Chief Justice Roberts made some brief remarks as he left the Senate Chamber for the final time and paid a visit to the Old Senate Chamber on his way out.
It is kind of amazing that for 146 years, the Supreme Court had no formal home of its.
Though it was authorized by Article III of the Constitution, put into operation by the Judiciary Act of 1789, had its full membership appointed on September 26, 1789 and met for the first time on February 1, 1790 in New York City.
Of course, none of the government had a permanent home from March 4, 1789 when the Congress initially convened under the Constitution until the summer and fall of 1800, when the government packed up from Philadelphia and moved to Washington, D.C.
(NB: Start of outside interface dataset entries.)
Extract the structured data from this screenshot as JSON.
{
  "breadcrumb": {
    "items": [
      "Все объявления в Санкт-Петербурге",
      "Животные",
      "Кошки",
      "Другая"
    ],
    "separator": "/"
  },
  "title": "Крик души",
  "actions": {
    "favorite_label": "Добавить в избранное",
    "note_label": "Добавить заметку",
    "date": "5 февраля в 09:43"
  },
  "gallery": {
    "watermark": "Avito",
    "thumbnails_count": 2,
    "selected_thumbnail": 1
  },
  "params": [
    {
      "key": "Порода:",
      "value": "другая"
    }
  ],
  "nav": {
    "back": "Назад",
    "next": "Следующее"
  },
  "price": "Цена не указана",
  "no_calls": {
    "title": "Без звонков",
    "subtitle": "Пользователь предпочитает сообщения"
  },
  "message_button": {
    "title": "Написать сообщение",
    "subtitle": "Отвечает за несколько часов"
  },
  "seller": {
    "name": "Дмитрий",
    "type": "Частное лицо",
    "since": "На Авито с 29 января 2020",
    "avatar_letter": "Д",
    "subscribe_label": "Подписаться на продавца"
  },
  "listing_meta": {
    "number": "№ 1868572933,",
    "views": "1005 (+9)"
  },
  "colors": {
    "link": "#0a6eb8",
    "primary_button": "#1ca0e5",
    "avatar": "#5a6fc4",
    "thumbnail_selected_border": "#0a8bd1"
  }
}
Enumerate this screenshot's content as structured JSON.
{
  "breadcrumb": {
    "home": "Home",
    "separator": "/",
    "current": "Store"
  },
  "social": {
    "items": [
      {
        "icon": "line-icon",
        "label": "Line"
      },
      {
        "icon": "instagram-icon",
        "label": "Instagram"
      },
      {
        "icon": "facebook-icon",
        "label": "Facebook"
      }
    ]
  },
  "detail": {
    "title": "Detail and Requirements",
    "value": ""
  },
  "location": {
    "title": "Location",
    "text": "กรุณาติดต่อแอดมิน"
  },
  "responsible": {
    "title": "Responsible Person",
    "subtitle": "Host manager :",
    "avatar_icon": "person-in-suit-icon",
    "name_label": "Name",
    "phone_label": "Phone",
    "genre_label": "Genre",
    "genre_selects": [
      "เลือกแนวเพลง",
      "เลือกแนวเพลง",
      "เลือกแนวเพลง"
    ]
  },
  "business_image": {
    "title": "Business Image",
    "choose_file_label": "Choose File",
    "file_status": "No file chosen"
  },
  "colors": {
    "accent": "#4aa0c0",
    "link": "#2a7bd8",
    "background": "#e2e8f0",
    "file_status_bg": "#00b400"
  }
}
From 1800 to 1810, the Supreme Court met first in Independence Hall and then in the Old City Hall. When the first Senate Chamber was split into two levels in 1810, the Senate stayed in the upper half and the Supreme Court moved into the lower half, now known as the Old Supreme Court Chamber. When the Senate’s modern Chamber was completed in 1860, the Senate moved there and the Supreme Court moved upstairs to what is now called the Old Senate Chamber. That would be their home for 75 years until October 1935.
Then President William Howard Taft had called for a Supreme Court Building as early as 1912. As Chief Justice he ramped up his efforts and finally convinced Congress to cough up the money. Sadly, Taft did not live to see its completion.
The Supreme Court completed the October 1934 term in March of 1935 in the Old Senate Chamber. They began the October 1935 term in their modern courtroom in their new building.
It took fully 146 years for the United States Supreme Court to finally get its own building after being squirreled away in the United States Capitol for most of its existence.
We are coming up on 85 years in October 2020 that the Supreme Court has held court in its own building.
Just thought this was an interesting reflection to make.